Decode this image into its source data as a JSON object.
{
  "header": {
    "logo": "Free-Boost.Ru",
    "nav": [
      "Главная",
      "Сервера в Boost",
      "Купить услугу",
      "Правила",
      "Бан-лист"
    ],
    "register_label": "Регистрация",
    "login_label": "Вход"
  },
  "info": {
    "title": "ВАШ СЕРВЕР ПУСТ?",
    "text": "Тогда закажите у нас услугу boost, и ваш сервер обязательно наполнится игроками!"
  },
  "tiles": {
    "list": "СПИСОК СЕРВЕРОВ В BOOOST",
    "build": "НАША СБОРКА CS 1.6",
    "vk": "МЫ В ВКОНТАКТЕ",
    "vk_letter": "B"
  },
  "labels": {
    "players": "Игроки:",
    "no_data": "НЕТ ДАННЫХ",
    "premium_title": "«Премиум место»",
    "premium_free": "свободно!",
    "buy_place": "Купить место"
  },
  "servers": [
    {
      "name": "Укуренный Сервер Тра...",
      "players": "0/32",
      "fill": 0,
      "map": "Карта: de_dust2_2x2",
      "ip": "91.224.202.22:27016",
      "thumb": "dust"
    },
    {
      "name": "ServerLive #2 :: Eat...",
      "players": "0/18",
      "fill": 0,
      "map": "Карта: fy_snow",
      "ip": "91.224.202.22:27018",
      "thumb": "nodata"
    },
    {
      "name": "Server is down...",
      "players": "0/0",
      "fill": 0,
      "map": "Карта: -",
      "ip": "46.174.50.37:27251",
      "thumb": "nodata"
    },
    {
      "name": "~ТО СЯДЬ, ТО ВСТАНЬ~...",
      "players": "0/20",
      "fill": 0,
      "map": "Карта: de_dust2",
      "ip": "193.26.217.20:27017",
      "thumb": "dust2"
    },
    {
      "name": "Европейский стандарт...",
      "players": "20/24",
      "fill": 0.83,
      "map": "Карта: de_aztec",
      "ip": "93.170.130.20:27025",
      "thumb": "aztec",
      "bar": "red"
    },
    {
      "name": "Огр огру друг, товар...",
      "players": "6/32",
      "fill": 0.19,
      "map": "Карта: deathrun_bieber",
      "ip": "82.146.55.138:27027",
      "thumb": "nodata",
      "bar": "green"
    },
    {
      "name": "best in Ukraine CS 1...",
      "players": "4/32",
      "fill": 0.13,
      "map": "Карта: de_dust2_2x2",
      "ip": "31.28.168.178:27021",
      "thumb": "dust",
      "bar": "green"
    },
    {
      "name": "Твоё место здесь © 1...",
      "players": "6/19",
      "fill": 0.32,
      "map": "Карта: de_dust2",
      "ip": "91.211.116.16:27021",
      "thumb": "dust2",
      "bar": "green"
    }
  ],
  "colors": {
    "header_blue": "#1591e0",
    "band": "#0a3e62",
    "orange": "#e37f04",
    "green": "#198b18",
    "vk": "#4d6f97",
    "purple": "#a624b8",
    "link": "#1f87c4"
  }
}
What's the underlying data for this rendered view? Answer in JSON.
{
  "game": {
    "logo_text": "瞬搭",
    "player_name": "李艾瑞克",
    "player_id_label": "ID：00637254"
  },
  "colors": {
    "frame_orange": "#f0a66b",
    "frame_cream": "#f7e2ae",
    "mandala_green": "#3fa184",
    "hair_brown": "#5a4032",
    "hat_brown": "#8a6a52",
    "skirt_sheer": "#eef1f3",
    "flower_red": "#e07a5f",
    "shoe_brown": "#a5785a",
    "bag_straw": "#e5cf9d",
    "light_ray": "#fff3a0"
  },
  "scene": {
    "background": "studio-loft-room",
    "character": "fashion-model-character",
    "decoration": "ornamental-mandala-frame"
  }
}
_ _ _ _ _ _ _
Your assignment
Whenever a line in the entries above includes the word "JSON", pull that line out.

Output of the exercise
Decode this image into its source data as a JSON object.
What's the underlying data for this rendered view? Answer in JSON.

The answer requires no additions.